Robinson Cano. Cano had a great time at bat in September, coming in 1st in batting average and second in slugging and on-base percentage. He is out of contract with the Yankees come the end of October and there is reportedly a huge gap between what Cano is seeking and what the Yankees are offering. He is an important piece of the Yankees puzzle but only time will tell what happens next.
Eduardo Nunez. Eduardo played most of the days in September with the season-ending injury to Jeter meaning that players were needed to fill in at shortstop and third-base. That regime seemed to suit him as he did reasonably in defense and was majorly improved in terms of his batting performance. Ten extra-base hits (tied for third in the team) and a .295 batting average were impressive but he could use a little more patience at the plate where walks were few and far between.
Alfonso Soriano. Soriano didn’t maintain the performance that he gave the Yankees after joining them from the Cubs but he still managed to lead the team in home runs on the month. Also hidden in his statistics you will notice that he was second on the team in walks which was inconceivable in his first stint in New York. He still had too many strikeouts but we can’t have everything.
Brendan Ryan. When we’re looking for good players on the team and we have to include a player with a .220 batting average, it does help us to notice how few strong batting performances there were in September. The reason that Ryan makes this list is that he was simply outstanding in the field and brought some magic to the shortstop role.
Vernon Wells. We have to preface this paragraph by noting that Wells is contracted through 2014. He batted .160 in September with one extra base hit (a double) in 50 at bats. His season has got worse as it has gone along and if they can’t trade him he can’t hope to be more than a bench player next season.
Mark Reynolds. Reynolds gave much reason for encouragement when he arrived in New York but September was his worst month since he joined the Pinstripes. He batted .200 (albeit with 7 extra base hits).
Lyle Overbay. If you weren’t going to pick Reynolds, at first-base, during the slump we’ve just mentioned then the obvious place to turn was to Overbay who unfortunately was mired in a slump of his own and struggling more than most in what was his worst month of the season.
Ichiro Suzuki. Ichiro seemed to have warmed up after a very lukewarm start to the season but if so he tailed off again in the later months. September saw a batting average of .212 which was high on the list for this team but for a player who is only ever going to achieve mostly singles and who is no longer the threat he once was on the base paths, it is very worrying. This would normally leave him as fourth outfielder for next season but we’ve already put Wells there so there is a conundrum of a team overstaffed with sub-standard and under-achieving outfielders.
Brett Gardner. Having struggled in August, Gardner surprisingly rebounded in September but then went down with another of a catalogue of injuries. .310 but with no home runs and only 2 stolen bases. He has one more year to go on his contract but his rocky year makes it debatable whether the Yankees should try to sign him to an extension or consider his trade value or allow him to become a free agent after 2014. This outfield situation is looking very complex and I’m glad it is not my problem to sort.

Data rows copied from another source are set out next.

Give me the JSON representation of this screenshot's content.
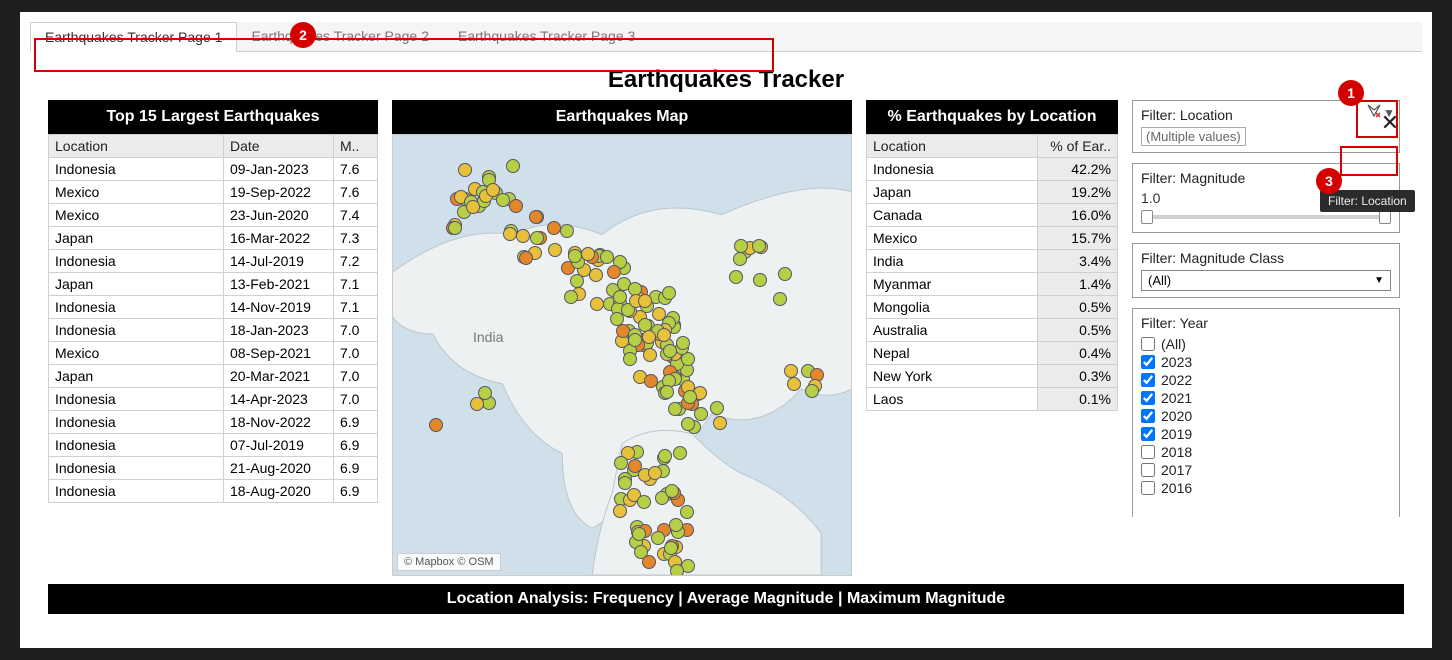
{
  "tabs": [
    "Earthquakes Tracker Page 1",
    "Earthquakes Tracker Page 2",
    "Earthquakes Tracker Page 3"
  ],
  "page_title": "Earthquakes Tracker",
  "close_label": "✕",
  "top15": {
    "title": "Top 15 Largest Earthquakes",
    "headers": [
      "Location",
      "Date",
      "M.."
    ],
    "rows": [
      {
        "location": "Indonesia",
        "date": "09-Jan-2023",
        "mag": "7.6"
      },
      {
        "location": "Mexico",
        "date": "19-Sep-2022",
        "mag": "7.6"
      },
      {
        "location": "Mexico",
        "date": "23-Jun-2020",
        "mag": "7.4"
      },
      {
        "location": "Japan",
        "date": "16-Mar-2022",
        "mag": "7.3"
      },
      {
        "location": "Indonesia",
        "date": "14-Jul-2019",
        "mag": "7.2"
      },
      {
        "location": "Japan",
        "date": "13-Feb-2021",
        "mag": "7.1"
      },
      {
        "location": "Indonesia",
        "date": "14-Nov-2019",
        "mag": "7.1"
      },
      {
        "location": "Indonesia",
        "date": "18-Jan-2023",
        "mag": "7.0"
      },
      {
        "location": "Mexico",
        "date": "08-Sep-2021",
        "mag": "7.0"
      },
      {
        "location": "Japan",
        "date": "20-Mar-2021",
        "mag": "7.0"
      },
      {
        "location": "Indonesia",
        "date": "14-Apr-2023",
        "mag": "7.0"
      },
      {
        "location": "Indonesia",
        "date": "18-Nov-2022",
        "mag": "6.9"
      },
      {
        "location": "Indonesia",
        "date": "07-Jul-2019",
        "mag": "6.9"
      },
      {
        "location": "Indonesia",
        "date": "21-Aug-2020",
        "mag": "6.9"
      },
      {
        "location": "Indonesia",
        "date": "18-Aug-2020",
        "mag": "6.9"
      }
    ]
  },
  "map": {
    "title": "Earthquakes Map",
    "label_india": "India",
    "attrib": "© Mapbox  © OSM"
  },
  "pct": {
    "title": "% Earthquakes by Location",
    "headers": [
      "Location",
      "% of Ear.."
    ],
    "rows": [
      {
        "loc": "Indonesia",
        "pct": "42.2%"
      },
      {
        "loc": "Japan",
        "pct": "19.2%"
      },
      {
        "loc": "Canada",
        "pct": "16.0%"
      },
      {
        "loc": "Mexico",
        "pct": "15.7%"
      },
      {
        "loc": "India",
        "pct": "3.4%"
      },
      {
        "loc": "Myanmar",
        "pct": "1.4%"
      },
      {
        "loc": "Mongolia",
        "pct": "0.5%"
      },
      {
        "loc": "Australia",
        "pct": "0.5%"
      },
      {
        "loc": "Nepal",
        "pct": "0.4%"
      },
      {
        "loc": "New York",
        "pct": "0.3%"
      },
      {
        "loc": "Laos",
        "pct": "0.1%"
      }
    ]
  },
  "filters": {
    "location": {
      "title": "Filter: Location",
      "value": "(Multiple values)",
      "tooltip": "Filter: Location"
    },
    "magnitude": {
      "title": "Filter: Magnitude",
      "min": "1.0",
      "max": "8.3"
    },
    "magclass": {
      "title": "Filter: Magnitude Class",
      "value": "(All)"
    },
    "year": {
      "title": "Filter: Year",
      "options": [
        {
          "label": "(All)",
          "checked": false
        },
        {
          "label": "2023",
          "checked": true
        },
        {
          "label": "2022",
          "checked": true
        },
        {
          "label": "2021",
          "checked": true
        },
        {
          "label": "2020",
          "checked": true
        },
        {
          "label": "2019",
          "checked": true
        },
        {
          "label": "2018",
          "checked": false
        },
        {
          "label": "2017",
          "checked": false
        },
        {
          "label": "2016",
          "checked": false
        }
      ]
    }
  },
  "bottom_title": "Location Analysis: Frequency | Average Magnitude | Maximum Magnitude",
  "annotations": {
    "n1": "1",
    "n2": "2",
    "n3": "3"
  }
}
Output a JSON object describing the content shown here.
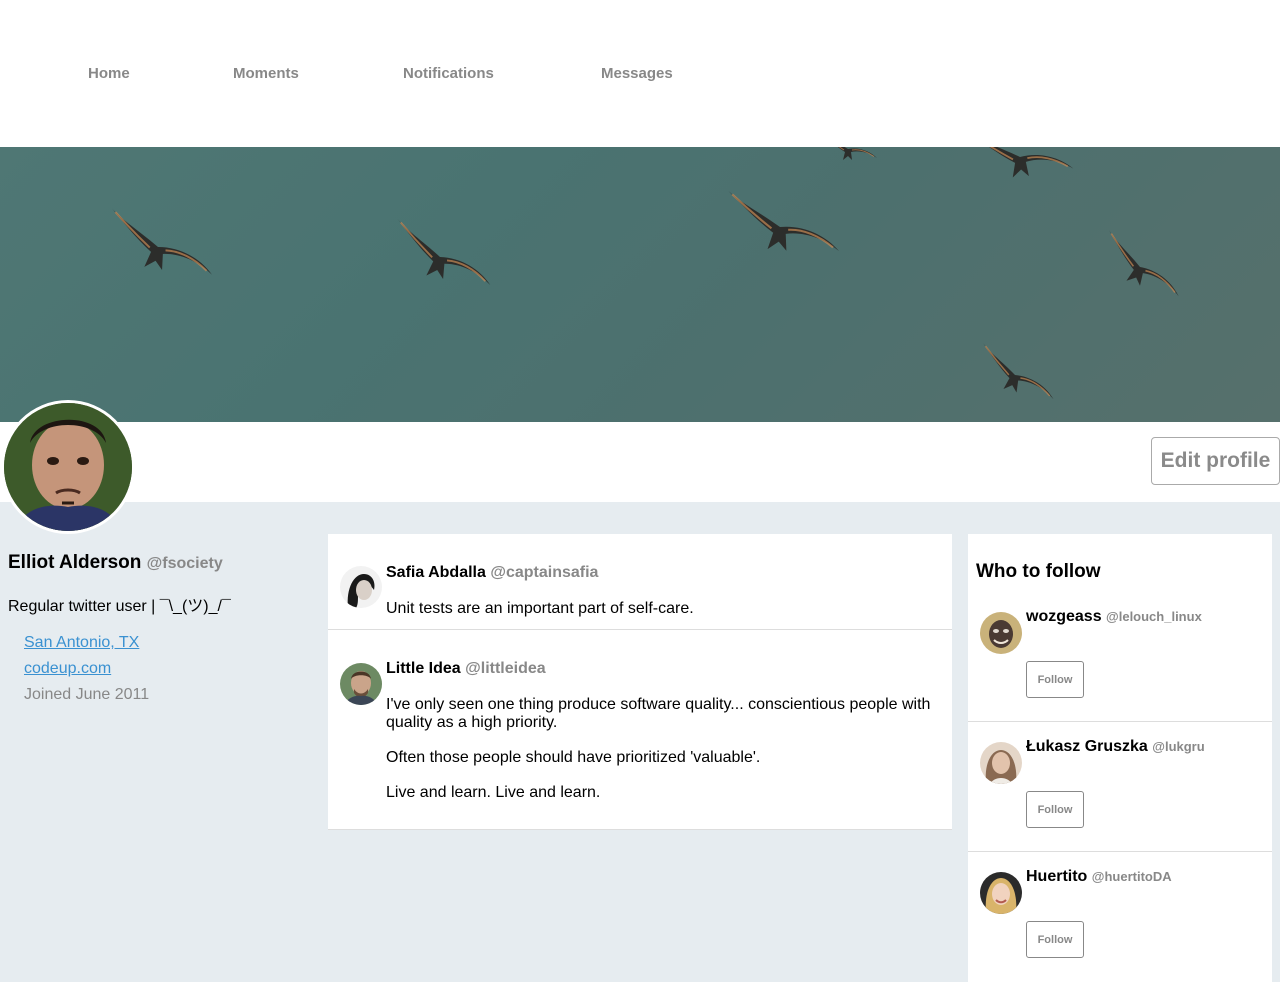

Austin Romine. Romine missed the end of the season with concussion but what shouldn’t be missed is that before this, his batting figures had fallen away quite alarmingly. In the last month, Stewart batted .162 (horrible) but Romine managed only .063 (doubly so). All this while Russell Martin was performing heroics for the Pirates. Now I don’t think Martin was a good fit in New York but I also do not think that the Yankees can get away another season without a catcher who is some kind of offensive threat.
Alex Rodriguez. A-Rod is currently suing everyone and complaining about the rest. Amongst those to face his ire are those who, he says, caused him to comeback too early in 2012 when, he says, he was still injured. I have no comment on that but I notice that his batting figures tailed off alarmingly the longer he played in 2013 and that he ended the season only available to the Yankees as a designated hitter.
Curtis Granderson. Granderson batted .177 for the Yankees in September and aside from his 11 extra base hits there was little to cheer. He is out-of-contract with the Yankees and a whisper has the White Sox interested in acquiring him. I wouldn’t rule out the Yankees offering him a further year but some on-going injury concerns will have to be resolved and it would have to be at the right price.